Health Savings Accounts (HSAs) were created as a tax-favored framework to provide health care benefits mainly for small business owners, the self-employed, and employees of small to medium-size companies who do not have access to health insurance.
The tax benefits of HSAs are quite substantial. Eligible individuals can make tax-deductible (as an adjustment to AGI) contributions into HSA accounts. The funds in the account may be invested (somewhat like an IRA), so there is an opportunity for growth. The earnings inside the HSA are free from federal income tax, and funds withdrawn to pay eligible health care costs are tax-free.
An HSA is a tax-exempt trust or custodial account established exclusively for the purpose of paying qualified medical expenses of the participant who, for the months for which contributions are made to an HSA, is covered under a high-deductible health plan.

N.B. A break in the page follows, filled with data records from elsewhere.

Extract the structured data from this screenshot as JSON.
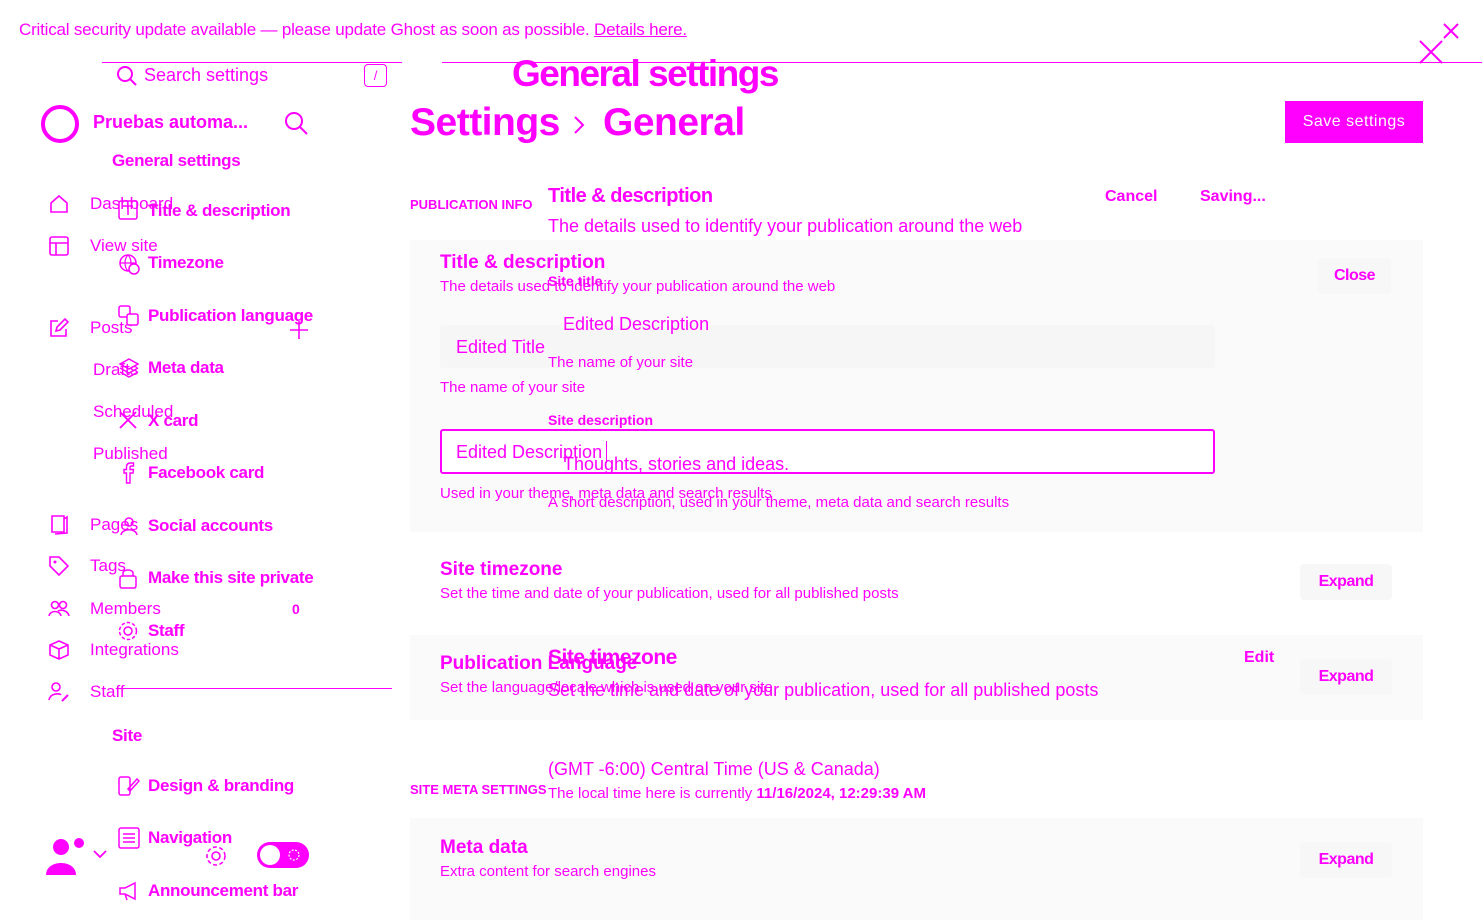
{
  "banner": {
    "text": "Critical security update available — please update Ghost as soon as possible.",
    "link": "Details here."
  },
  "overlay_heading": "General settings",
  "search": {
    "placeholder": "Search settings",
    "shortcut": "/"
  },
  "site": {
    "name": "Pruebas automa..."
  },
  "main_nav": [
    {
      "label": "Dashboard",
      "icon": "home-icon"
    },
    {
      "label": "View site",
      "icon": "layout-icon"
    },
    {
      "label": "Posts",
      "icon": "pen-icon"
    },
    {
      "label": "Drafts"
    },
    {
      "label": "Scheduled"
    },
    {
      "label": "Published"
    },
    {
      "label": "Pages",
      "icon": "page-icon"
    },
    {
      "label": "Tags",
      "icon": "tag-icon"
    },
    {
      "label": "Members",
      "icon": "members-icon",
      "count": "0"
    },
    {
      "label": "Integrations",
      "icon": "box-icon"
    },
    {
      "label": "Staff",
      "icon": "staff-icon"
    }
  ],
  "settings_nav": {
    "general_heading": "General settings",
    "general_items": [
      {
        "label": "Title & description",
        "icon": "text-icon"
      },
      {
        "label": "Timezone",
        "icon": "globe-clock-icon"
      },
      {
        "label": "Publication language",
        "icon": "language-icon"
      },
      {
        "label": "Meta data",
        "icon": "layers-icon"
      },
      {
        "label": "X card",
        "icon": "x-icon"
      },
      {
        "label": "Facebook card",
        "icon": "facebook-icon"
      },
      {
        "label": "Social accounts",
        "icon": "social-icon"
      },
      {
        "label": "Make this site private",
        "icon": "lock-icon"
      },
      {
        "label": "Staff",
        "icon": "staff-gear-icon"
      }
    ],
    "site_heading": "Site",
    "site_items": [
      {
        "label": "Design & branding",
        "icon": "brush-icon"
      },
      {
        "label": "Navigation",
        "icon": "navigation-icon"
      },
      {
        "label": "Announcement bar",
        "icon": "megaphone-icon"
      }
    ]
  },
  "breadcrumb": {
    "root": "Settings",
    "current": "General"
  },
  "save_button": "Save settings",
  "section_labels": {
    "publication_info": "PUBLICATION INFO",
    "site_meta": "SITE META SETTINGS"
  },
  "title_desc_card": {
    "title": "Title & description",
    "description": "The details used to identify your publication around the web",
    "close": "Close",
    "site_title_value": "Edited Title",
    "site_title_hint": "The name of your site",
    "site_description_value": "Edited Description",
    "site_description_hint": "Used in your theme, meta data and search results"
  },
  "overlay_card": {
    "title": "Title & description",
    "description": "The details used to identify your publication around the web",
    "cancel": "Cancel",
    "saving": "Saving...",
    "site_title_label": "Site title",
    "site_title_value": "Edited Description",
    "site_title_hint": "The name of your site",
    "site_description_label": "Site description",
    "site_description_value": "Thoughts, stories and ideas.",
    "site_description_hint": "A short description, used in your theme, meta data and search results"
  },
  "timezone_card": {
    "title": "Site timezone",
    "description": "Set the time and date of your publication, used for all published posts",
    "expand": "Expand"
  },
  "language_card": {
    "title": "Publication Language",
    "description": "Set the language/locale which is used on your site",
    "expand": "Expand"
  },
  "overlay_timezone": {
    "title": "Site timezone",
    "edit": "Edit",
    "description": "Set the time and date of your publication, used for all published posts",
    "value": "(GMT -6:00) Central Time (US & Canada)",
    "local_prefix": "The local time here is currently",
    "local_time": "11/16/2024, 12:29:39 AM"
  },
  "meta_card": {
    "title": "Meta data",
    "description": "Extra content for search engines",
    "expand": "Expand"
  },
  "colors": {
    "accent": "#ff00ff",
    "panel": "#fafafa"
  }
}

Consequently, an HSA is not insurance; it is an account, which must be opened with a bank, brokerage firm, or other provider (i.e., insurance company). It is therefore different from a Flexible Spending Account in that it involves an outside provider serving as a custodian or trustee.
The recently released 2015 inflation-adjusted contribution limit for individual self-only coverage under a high-deductible plan is $3,350, while the comparable amount for family coverage is $6,650. For 2015, a high-deductible health plan is defined as a health plan with an annual deductible that is not less than $1,300 for self-only coverage and $2,600 for family coverage, and the annual out-of-pocket expenses (including deductibles and copayments, but not premiums) must not exceed $6,450 for self-only coverage or $12,900 for family coverage.